The short answer is that it is very unlikely a Surrogate Mother would contract HIV from the Intended Parent she carries for. In fact, there is not a single documented case of a Surrogate Mother becoming HIV positive from carrying a child for HIV positive Intended Parents and hundreds of babies have been born to people living with HIV through surrogacy.

 

How is HIV Contracted?

 

HIV is a sexually transmitted disease. It is spread through contact with certain bodily fluids of an HIV+ person including blood, semen, pre-seminal fluid, vaginal fluids, rectal fluids, and breastmilk. HIV will only be transmitted if the fluids come into contact with a mucous membrane or damaged skin/tissue. HIV is most commonly transmitted through the sharing of needles, and sex.

 

A Surrogate might be at risk of getting HIV if special precautions were not taken. Thankfully, science has made it safe for surrogates to carry a child for HIV+ parents.

 

Can a surrogate get HIV from her intended parents_ _ Pride Surrogacy for LGBTQ

 

What Steps are Taken to Prevent HIV From Being Transmitted Through Surrogacy?

 

The first part of ensuring the Surrogate Mothers safety is for the Intended Parent with HIV to be taking their medications and have an undetectable viral load. Antiretroviral (AVR) drugs can reduce the viral load to undetectable levels in the blood.
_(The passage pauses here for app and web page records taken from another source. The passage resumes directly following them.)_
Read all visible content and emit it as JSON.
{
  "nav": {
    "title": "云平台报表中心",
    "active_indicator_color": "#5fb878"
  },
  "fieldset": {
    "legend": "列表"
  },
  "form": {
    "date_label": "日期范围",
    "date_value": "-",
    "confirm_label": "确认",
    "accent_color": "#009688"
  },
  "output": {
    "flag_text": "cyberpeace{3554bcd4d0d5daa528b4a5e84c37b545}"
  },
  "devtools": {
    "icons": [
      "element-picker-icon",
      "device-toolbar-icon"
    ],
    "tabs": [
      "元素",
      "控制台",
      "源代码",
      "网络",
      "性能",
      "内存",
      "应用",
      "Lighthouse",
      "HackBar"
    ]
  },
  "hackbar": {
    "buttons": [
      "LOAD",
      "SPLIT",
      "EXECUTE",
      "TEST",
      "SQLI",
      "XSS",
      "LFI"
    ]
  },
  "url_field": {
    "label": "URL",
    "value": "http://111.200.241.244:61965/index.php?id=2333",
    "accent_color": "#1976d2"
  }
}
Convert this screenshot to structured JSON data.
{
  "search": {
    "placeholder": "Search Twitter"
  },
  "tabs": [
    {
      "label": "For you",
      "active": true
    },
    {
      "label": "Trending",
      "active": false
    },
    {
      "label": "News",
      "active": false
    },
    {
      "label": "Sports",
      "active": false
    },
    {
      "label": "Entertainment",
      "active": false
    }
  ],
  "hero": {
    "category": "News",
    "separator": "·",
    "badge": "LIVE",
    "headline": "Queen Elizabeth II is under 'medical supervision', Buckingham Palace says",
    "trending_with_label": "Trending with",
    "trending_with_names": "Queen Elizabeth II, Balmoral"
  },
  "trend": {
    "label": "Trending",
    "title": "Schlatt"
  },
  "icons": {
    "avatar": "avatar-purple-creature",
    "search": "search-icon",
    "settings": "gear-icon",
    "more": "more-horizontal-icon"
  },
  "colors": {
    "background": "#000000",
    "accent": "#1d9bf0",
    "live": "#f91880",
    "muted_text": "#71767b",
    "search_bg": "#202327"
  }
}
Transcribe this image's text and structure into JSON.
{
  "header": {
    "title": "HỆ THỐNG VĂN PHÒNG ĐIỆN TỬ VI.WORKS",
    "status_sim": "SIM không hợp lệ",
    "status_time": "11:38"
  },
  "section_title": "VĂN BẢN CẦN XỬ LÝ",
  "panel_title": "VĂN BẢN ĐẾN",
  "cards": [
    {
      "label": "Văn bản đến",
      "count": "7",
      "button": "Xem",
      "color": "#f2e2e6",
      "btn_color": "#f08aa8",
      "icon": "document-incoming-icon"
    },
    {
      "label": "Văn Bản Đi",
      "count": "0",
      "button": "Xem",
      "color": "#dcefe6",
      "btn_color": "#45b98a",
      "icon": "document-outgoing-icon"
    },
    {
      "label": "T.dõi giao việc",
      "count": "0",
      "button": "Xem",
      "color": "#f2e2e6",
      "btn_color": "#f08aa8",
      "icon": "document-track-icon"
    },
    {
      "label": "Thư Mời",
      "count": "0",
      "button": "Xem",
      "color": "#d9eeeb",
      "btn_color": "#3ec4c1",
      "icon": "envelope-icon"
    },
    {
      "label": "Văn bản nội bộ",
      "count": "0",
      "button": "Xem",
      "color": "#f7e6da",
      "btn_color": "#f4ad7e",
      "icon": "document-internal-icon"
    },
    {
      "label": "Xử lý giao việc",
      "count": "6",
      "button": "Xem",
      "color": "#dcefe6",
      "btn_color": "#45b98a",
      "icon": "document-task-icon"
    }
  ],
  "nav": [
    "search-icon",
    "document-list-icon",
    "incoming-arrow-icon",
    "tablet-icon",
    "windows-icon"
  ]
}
This does not mean that the person living with HIV is cured, or that all of their cells are free from HIV but it’s a great start.

 

HIV does not live in the sperm themselves, only in the seminal fluid that they are in. Future Parents living with HIV provide multiple semen samples for testing. Depending on the test results the semen is “washed” using a process that removes the seminal fluid and the healthiest sperm are put into a new fluid for preservation. This makes the sperm safer to be used in In vitro fertilization or Intrauterine Insemination (IUI).

 

When a Surrogate Mother is preparing for an embryo transfer (part of the IVF process where a fertilized egg is placed in her uterus), she will also be given medication to prevent transmission of HIV. She can take this medication safely throughout the first trimester of her pregnancy. It provides an added layer of protection for the Surrogate.

 

Will the Child Be at Risk Because the Future Parents Are Living With HIV?

 

HIV is a long-term treatable disease. Medications make it possible for the virus to become completely undetectable in the blood. People with HIV and people without HIV are now shown to have almost identical life expectancies.

 

Parents with HIV can be active and involved with their children. HIV does not impact the ability to be a wonderful and loving parent.